Last week in Michigan, Elijah Woody was arrested for openly carrying his gun. Thankfully Woody was not shot dead, but his story highlights the inequality of gun rights for certain groups in the United States. If he was a white man, the cops probably would not have stopped him. If they had, and the white man had quoted to them the law which allows for open carry, they might just have let him go and gone on with their day’s planned events of terrorizing drug users and showing up an hour after a violent crime was committed.
Unfortunately, Elijah Woody was black, and black men are not equal in the eyes of the police. Last month in Ohio, John Crawford was murdered in a Wal-Mart while holding an air rifle after police arrived on scene responding to reports of a black man wielding a weapon. Ohio is an “open carry” state, and the gun was a fake, but that didn’t matter. This is the story across America: If you are black and armed, you are a threat. And to get to the ugly bottom of it, that’s true, and it’s why blacks re-introduced politically conscious open carry.
The Black Panthers were the first modern practitioners of open carry as a challenge to state authorities. The reason they carried these weapons was not to show off their machismo, to frighten conservative white people or the gunphobic. They carried their guns in self defense, knowing that to walk unarmed in 1960s America as a black man was a good way to get kidnapped or shot by the local authorities.
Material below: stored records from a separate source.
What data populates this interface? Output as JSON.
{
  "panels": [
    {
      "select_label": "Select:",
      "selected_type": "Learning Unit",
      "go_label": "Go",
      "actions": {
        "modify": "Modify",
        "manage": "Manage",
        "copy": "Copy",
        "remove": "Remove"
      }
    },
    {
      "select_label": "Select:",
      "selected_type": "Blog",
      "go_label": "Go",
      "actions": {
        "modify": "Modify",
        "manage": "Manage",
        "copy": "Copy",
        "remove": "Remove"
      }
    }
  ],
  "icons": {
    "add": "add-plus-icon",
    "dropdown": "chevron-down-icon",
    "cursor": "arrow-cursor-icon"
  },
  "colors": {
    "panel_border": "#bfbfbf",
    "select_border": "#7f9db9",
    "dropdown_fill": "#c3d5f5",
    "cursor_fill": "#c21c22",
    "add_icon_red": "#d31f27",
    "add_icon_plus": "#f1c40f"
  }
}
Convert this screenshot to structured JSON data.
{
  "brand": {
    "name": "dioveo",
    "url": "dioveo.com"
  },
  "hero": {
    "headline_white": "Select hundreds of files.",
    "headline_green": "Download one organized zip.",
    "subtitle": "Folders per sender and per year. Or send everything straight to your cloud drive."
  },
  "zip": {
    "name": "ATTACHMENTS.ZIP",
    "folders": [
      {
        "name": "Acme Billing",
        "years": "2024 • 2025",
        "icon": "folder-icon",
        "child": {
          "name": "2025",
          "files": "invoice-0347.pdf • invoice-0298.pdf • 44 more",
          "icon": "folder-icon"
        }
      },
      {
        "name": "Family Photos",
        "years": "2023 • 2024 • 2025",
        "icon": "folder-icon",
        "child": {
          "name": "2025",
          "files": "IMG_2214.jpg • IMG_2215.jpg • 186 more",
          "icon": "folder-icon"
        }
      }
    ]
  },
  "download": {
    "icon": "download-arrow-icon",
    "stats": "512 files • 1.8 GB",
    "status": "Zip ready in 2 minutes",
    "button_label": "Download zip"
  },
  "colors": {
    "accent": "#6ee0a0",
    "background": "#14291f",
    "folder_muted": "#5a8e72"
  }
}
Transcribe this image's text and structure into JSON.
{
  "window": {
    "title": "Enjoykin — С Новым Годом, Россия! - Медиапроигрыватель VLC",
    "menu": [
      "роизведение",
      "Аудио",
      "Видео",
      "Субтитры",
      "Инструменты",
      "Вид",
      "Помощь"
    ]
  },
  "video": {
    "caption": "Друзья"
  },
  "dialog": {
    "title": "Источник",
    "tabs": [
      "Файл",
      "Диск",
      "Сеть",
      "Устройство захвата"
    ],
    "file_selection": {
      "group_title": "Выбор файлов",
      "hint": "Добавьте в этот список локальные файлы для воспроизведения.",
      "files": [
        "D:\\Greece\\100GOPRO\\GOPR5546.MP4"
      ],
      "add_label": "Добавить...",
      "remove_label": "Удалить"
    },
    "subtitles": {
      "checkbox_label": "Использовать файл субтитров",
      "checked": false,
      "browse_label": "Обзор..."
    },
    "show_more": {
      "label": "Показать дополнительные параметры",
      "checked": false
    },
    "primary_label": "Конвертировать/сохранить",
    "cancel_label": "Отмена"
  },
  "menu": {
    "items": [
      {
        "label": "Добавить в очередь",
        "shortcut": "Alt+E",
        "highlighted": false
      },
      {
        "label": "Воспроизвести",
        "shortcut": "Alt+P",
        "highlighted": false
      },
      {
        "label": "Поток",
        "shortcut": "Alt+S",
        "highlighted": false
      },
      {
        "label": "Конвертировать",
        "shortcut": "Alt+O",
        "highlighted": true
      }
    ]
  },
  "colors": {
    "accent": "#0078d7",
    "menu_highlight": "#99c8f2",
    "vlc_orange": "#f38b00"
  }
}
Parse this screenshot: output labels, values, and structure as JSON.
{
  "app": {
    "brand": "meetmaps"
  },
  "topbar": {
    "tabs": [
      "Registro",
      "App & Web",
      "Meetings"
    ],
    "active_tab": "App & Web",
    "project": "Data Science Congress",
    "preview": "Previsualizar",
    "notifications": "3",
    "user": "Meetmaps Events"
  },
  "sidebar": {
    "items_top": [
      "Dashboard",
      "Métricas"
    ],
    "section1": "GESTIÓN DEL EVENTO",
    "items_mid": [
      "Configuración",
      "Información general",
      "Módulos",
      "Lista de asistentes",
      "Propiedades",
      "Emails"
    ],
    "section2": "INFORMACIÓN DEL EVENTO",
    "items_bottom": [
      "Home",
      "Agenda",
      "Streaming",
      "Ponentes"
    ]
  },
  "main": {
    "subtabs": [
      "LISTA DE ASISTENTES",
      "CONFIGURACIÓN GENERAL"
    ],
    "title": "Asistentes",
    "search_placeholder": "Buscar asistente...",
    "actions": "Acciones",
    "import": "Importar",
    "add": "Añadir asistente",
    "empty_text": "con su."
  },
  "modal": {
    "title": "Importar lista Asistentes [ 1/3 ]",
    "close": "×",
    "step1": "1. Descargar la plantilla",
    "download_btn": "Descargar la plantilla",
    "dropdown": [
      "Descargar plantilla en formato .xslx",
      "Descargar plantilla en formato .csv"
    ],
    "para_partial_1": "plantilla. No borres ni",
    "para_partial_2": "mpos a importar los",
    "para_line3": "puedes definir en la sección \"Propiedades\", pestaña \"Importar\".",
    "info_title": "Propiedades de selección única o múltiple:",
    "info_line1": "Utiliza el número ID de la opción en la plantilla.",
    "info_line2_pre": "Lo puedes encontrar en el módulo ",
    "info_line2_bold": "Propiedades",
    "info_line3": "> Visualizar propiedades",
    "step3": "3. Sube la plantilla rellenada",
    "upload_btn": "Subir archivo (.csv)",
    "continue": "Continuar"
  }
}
When Huey Newton and his Panthers needed to raise their guns, they did. One such famous incident is covered at Bleeding Heart Libertarians by Matt Zwolinski in an excellent article, which is responsible for one of the most fantastic and concise critiques of the modern American police state: “An armed policeman confronting a disarmed civilian is the picture of inequality.”
Open carry began as a direct opposition to authority, not as some political protest aimed at changing some far off and unreliable social end. The Panthers realized they did not have that time to waste, and that if freedom is to begin, then it must begin today. Many risked and lost their lives, but their stand for autonomy now remains.
So, a message to those who wish to challenge authority rather than submit a message respectfully to it: When you arm yourself, you are making yourself a target. This is true for everyone, but unfortunately especially true if your skin color is darker than the average American’s. When you march down your local city’s street imposing what everyone around you sees as a risk, there are going to be responses to that of an aggressive nature. From this point, you have two options: respond by asserting your power of self defense or be kidnapped or gunned down. When a cop asks you what you are doing with that weapon, ask what he is doing with his. You are supposedly equal under the judgment of the law.
Of course, you aren’t actually equal. Putting your gun in a cop’s face is treated much differently than him sticking his gun in yours. There are only two options: make yourself equal or submit. There is no shame in submitting and no glory in being killed for your ideals, mind you. I would comply, put my gun down, and go quietly. What are you going to do with your gun?
Ryan Calhoun is a Philosophy student and activist at the University at Buffalo.